It is further laid against us that the students influence one another. This means, in the mouth of the objector, that, whatever the officers of the college may do, a narrow-minded student can counteract their influence and make other students like himself. Of course this is possible. The influences that I have known at Cuddesdon have been so greatly for good that any very exceptional influence of another kind could not be noticed in the balance against them. It must needs be that offences come, sometimes; but it is not at all impossible to discover the source of baneful example and to counteract it.
Lastly, we hear that our course is too short. To this I heartily agree. Our life at Cuddesdon is crammed full; it is as bad as a busy life at Oxford, perhaps even worse. We sadly want a longer time for what we already attempt. It is all we can do to run rapidly through the Bible, the Creeds, and Articles, Church history, the Prayer-book, and the principles of parochial work, to teach voice production, create an intelligent interest in the right methods of charitable relief, and in home, foreign, and colonial mission work. And one year is all too short to form lasting habits of self-discipline and spiritual life. Another year would be a great gain for all this; and it would allow us also to teach Christian ethics in a more systematic way, and to touch several other subjects which are now neglected.
But, in my opinion, it would not be for the good of the Church that the professional training through which candidates for Holy [141/142] Orders voluntarily pass should at this moment be lengthened. What is needed is that this amount of training, at least, should be made compulsory on all candidates. There can be no doubt in the minds of those who are intimately acquainted with the best men from our Universities, that, as a rule, no graduate ought to be ordained who has not had a year's special theological and spiritual training at a Theological College, or elsewhere under some other supervision which has episcopal sanction. If at this moment the course at the colleges is lengthened to two years, it will in all probability greatly delay the day when the bishops will find themselves able to enforce this most salutary requirement.
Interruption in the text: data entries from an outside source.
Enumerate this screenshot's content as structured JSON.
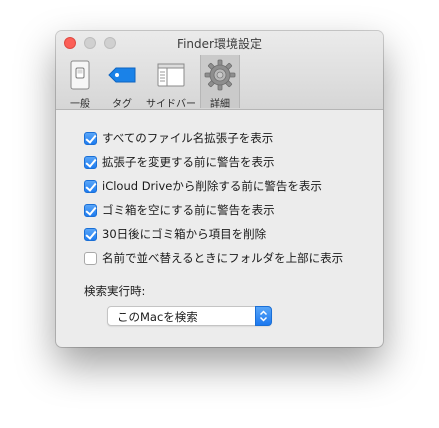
{
  "window": {
    "title": "Finder環境設定"
  },
  "toolbar": {
    "tabs": [
      {
        "label": "一般",
        "icon": "general-switch-icon",
        "selected": false
      },
      {
        "label": "タグ",
        "icon": "tag-icon",
        "selected": false
      },
      {
        "label": "サイドバー",
        "icon": "sidebar-icon",
        "selected": false
      },
      {
        "label": "詳細",
        "icon": "gear-icon",
        "selected": true
      }
    ]
  },
  "options": [
    {
      "label": "すべてのファイル名拡張子を表示",
      "checked": true
    },
    {
      "label": "拡張子を変更する前に警告を表示",
      "checked": true
    },
    {
      "label": "iCloud Driveから削除する前に警告を表示",
      "checked": true
    },
    {
      "label": "ゴミ箱を空にする前に警告を表示",
      "checked": true
    },
    {
      "label": "30日後にゴミ箱から項目を削除",
      "checked": true
    },
    {
      "label": "名前で並べ替えるときにフォルダを上部に表示",
      "checked": false
    }
  ],
  "search": {
    "label": "検索実行時:",
    "selected": "このMacを検索"
  },
  "colors": {
    "accent": "#1e7cf0",
    "close": "#fc5f57",
    "tag": "#1a82e8"
  }
}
I have only alluded hastily to some of the chief allegations against us. I sincerely trust that in this brief defence of a work which it is a very high privilege to be allowed to touch, no word has been used which can wound the feelings of any of our critics.
J. O. JOHNSTON,
Principal of Cuddesdon Theological College.